In an effort to increase revenue, Facebook may soon give access to kids under 13. The company is currently testing privacy settings and parental controls to alleviate concerns about safety and confidentiality. Accounts for those under 13 may be linked to their parents?, and parents would control friend requests and the applications their kids? used.
Parenting experts remain skeptical of Facebook?s new policy. According to Common Sense Media CEO James Steyer, Facebook does not provide any social or educational value to children under 13. Instead, he suggests that the new program would have a negative impact on the social, emotional and cognitive development of children and the company?s inability to tackle already existing privacy issues.
But even if Facebook?s approach didn?t change, age restrictions would remain difficult to enforce. In May 2011, Consumer Reports found that 7.5 million minors using Facebook were younger than 13, and 5 million were younger than 10. Kids lie about their ages to register, which makes it difficult for Facebook to regulate whose personal information it collects. Under the Children?s Online Privacy Protection Act (COPPA), personal material about children under 13 cannot be gathered without parental consent — the same reason you’re not allowed to register on this site if you’re not 13 yet. Facebook counters, however, that new technology will help parents manage their kids? use of the web site. Last fall, a Microsoft Research Study reported that 36% of parents knew their children joined Facebook before they had turned 13. Some of these parents also probably helped their kid sign up. The new policy would dissuade children under 13 from lying about their birthday to join.
For Facebook, this is still an uphill battle. The implementation of this particular new Facebook policy may spur debate on Internet privacy rules in Washington, D.C. While COPPA only concerns a minor?s personal information, the Federal Trade Commission is currently reviewing the law — and considering an expansion that would include safety controls on behavior profiles and web-surfing habits.

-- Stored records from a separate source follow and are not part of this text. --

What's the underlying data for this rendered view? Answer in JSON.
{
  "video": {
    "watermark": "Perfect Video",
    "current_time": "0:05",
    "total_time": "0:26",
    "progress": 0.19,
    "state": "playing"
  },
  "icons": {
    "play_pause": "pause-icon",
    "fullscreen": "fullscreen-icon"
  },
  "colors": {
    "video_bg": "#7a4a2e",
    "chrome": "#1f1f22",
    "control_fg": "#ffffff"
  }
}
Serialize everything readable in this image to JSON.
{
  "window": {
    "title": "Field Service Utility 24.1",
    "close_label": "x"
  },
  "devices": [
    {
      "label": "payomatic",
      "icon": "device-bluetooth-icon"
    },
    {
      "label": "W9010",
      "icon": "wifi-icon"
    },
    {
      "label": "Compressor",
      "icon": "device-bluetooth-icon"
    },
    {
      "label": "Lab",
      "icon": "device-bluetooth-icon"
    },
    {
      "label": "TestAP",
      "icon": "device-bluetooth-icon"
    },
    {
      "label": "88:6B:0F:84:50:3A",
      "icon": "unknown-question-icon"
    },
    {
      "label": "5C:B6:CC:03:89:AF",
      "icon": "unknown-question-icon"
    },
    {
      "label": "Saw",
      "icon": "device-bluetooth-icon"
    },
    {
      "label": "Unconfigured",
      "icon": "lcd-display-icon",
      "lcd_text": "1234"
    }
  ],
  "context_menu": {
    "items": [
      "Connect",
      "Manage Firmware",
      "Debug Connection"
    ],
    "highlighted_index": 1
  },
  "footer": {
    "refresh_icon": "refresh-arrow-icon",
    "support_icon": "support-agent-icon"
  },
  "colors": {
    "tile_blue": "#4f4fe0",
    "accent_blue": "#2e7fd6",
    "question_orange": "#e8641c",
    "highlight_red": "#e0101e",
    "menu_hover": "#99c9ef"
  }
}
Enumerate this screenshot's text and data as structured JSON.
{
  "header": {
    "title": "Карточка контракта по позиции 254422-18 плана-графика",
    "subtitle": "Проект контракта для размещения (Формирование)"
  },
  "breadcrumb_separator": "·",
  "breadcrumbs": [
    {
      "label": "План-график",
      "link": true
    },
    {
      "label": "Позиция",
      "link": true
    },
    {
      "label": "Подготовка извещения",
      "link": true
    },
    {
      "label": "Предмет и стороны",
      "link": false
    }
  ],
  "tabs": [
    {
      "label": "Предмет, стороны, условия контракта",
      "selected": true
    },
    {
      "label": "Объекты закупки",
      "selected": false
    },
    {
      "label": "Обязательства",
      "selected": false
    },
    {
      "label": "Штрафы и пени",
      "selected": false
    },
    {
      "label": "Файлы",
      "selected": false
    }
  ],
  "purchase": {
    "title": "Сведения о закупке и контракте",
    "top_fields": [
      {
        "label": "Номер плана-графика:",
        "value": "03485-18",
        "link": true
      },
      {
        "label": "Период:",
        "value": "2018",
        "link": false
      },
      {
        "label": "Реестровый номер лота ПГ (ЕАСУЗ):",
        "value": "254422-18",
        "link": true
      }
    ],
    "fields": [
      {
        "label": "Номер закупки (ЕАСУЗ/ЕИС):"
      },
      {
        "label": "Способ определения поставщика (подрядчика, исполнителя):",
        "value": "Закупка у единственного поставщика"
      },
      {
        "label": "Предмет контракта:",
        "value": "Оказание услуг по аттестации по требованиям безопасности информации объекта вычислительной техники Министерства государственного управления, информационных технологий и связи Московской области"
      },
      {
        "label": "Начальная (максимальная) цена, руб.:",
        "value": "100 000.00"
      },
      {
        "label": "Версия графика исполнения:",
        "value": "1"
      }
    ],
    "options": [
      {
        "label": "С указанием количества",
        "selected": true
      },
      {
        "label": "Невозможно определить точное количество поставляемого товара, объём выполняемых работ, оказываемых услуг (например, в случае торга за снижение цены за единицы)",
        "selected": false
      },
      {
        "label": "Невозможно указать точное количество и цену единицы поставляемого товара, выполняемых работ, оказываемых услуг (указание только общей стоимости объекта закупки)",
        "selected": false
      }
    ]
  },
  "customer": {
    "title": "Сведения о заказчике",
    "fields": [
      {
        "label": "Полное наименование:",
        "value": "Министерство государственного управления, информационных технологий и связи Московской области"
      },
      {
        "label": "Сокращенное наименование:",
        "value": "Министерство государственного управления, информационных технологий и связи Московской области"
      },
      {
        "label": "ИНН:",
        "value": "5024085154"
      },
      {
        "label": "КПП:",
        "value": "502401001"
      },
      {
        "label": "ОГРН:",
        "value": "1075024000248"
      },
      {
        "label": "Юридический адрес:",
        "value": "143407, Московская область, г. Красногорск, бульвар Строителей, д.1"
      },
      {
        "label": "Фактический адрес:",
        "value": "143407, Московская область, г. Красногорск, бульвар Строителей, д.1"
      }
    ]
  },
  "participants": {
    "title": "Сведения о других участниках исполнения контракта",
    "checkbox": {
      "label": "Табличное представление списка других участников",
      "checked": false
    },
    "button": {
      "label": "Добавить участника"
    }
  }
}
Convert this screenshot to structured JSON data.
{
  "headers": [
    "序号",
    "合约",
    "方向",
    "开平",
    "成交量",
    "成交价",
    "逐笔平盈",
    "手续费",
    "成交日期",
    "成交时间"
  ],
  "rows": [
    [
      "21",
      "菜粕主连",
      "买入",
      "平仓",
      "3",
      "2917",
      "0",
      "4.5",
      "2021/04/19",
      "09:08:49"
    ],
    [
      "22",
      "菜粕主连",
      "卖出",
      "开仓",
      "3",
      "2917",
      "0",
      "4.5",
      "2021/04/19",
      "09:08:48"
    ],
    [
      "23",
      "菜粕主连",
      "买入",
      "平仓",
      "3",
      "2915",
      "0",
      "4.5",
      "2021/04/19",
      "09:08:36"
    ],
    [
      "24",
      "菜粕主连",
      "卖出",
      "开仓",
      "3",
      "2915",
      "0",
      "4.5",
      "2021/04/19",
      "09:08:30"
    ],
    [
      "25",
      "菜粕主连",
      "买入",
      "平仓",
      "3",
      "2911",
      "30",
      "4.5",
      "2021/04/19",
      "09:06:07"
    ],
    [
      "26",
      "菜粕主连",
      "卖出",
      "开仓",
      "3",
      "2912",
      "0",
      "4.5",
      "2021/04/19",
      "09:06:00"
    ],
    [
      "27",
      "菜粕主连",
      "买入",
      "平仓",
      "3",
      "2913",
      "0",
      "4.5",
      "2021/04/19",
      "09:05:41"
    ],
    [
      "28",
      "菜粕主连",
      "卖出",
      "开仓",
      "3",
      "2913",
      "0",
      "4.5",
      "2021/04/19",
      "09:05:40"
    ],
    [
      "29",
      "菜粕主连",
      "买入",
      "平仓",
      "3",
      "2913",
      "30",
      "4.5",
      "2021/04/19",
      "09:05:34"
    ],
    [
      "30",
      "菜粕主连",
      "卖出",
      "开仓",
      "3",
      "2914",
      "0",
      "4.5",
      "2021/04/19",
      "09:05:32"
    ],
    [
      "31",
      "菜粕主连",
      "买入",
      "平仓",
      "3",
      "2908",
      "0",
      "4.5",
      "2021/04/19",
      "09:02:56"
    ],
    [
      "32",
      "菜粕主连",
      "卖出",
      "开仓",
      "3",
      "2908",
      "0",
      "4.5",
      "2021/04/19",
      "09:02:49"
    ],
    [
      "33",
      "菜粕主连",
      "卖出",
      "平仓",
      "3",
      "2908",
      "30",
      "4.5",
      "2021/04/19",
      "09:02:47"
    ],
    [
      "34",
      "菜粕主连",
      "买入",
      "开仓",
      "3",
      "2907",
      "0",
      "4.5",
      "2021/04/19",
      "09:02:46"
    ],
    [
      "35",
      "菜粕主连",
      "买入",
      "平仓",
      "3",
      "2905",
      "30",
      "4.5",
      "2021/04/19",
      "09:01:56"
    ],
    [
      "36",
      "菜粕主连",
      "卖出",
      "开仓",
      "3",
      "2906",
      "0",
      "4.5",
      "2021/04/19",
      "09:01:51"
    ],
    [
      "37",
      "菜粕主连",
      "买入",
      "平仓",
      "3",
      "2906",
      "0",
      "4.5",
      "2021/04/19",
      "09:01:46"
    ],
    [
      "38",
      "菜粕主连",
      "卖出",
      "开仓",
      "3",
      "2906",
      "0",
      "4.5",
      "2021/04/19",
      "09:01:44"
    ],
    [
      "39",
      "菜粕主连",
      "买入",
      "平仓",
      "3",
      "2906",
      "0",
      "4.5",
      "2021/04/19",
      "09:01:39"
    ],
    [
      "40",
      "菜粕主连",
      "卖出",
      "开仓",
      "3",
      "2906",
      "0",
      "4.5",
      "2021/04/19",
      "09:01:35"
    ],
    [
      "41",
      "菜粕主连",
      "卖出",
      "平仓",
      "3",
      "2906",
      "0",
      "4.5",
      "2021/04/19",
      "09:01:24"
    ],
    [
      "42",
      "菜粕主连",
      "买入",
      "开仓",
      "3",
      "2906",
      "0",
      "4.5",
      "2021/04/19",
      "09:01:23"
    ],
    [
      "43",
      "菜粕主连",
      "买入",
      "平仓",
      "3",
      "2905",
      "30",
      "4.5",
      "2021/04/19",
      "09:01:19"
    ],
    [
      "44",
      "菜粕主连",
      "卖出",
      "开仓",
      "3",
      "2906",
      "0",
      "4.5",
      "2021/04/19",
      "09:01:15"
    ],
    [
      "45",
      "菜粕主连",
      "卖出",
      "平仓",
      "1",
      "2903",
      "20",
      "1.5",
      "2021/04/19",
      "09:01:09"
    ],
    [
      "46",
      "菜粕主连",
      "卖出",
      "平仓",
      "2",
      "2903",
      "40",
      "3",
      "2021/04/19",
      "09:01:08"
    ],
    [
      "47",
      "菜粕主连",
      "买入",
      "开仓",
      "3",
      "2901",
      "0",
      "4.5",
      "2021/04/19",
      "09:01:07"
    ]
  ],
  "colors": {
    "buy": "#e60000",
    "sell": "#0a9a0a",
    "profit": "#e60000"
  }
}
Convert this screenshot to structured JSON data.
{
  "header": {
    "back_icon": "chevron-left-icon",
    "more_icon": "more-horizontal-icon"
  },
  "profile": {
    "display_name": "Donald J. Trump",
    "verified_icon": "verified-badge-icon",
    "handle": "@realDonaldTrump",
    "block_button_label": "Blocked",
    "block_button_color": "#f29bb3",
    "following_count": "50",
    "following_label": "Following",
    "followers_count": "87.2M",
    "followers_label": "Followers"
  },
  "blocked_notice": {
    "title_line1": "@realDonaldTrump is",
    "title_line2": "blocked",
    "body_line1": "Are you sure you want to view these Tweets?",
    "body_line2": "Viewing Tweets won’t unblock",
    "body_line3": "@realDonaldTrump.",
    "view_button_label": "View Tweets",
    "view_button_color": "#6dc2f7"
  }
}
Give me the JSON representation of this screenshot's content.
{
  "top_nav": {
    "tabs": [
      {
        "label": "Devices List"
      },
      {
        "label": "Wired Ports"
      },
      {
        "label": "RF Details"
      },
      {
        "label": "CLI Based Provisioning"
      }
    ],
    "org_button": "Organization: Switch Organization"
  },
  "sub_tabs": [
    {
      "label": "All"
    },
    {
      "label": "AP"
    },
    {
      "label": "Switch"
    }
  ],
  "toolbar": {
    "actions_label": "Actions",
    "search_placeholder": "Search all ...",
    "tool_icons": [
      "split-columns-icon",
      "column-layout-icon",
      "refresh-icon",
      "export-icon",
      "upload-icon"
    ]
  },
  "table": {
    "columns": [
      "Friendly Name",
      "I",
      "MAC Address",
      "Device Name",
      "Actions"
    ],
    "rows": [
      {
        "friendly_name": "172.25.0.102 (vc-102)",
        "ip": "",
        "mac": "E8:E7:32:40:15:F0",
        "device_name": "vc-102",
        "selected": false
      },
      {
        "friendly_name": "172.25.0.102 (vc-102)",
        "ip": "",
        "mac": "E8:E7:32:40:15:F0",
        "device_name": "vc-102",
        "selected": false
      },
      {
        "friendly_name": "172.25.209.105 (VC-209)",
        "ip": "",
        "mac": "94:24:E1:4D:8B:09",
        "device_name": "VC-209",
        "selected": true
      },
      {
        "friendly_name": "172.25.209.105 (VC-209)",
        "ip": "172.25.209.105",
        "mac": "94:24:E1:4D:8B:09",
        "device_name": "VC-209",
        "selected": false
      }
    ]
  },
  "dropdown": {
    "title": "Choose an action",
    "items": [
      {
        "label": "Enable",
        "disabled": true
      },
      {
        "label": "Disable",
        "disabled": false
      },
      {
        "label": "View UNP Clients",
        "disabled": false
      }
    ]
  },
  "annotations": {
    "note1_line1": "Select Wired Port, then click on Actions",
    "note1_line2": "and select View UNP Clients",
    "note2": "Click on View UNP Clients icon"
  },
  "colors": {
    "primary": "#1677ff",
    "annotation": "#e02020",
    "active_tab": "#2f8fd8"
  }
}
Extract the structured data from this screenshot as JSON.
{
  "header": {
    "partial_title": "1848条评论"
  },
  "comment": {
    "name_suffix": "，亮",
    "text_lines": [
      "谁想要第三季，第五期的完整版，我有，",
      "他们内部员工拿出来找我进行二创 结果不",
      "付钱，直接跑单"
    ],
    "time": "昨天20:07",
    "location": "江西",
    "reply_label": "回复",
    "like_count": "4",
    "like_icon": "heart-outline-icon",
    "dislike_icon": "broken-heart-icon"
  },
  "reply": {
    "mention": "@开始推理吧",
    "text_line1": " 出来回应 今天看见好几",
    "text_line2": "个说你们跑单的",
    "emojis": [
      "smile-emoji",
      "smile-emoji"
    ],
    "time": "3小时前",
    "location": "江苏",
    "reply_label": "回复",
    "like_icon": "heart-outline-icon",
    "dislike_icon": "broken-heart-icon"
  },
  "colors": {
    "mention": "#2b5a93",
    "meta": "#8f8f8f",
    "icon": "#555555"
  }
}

What do you think about the possibility? Did you sign up for Facebook before you turned 13? Do you think it’s a big deal to lie about your age?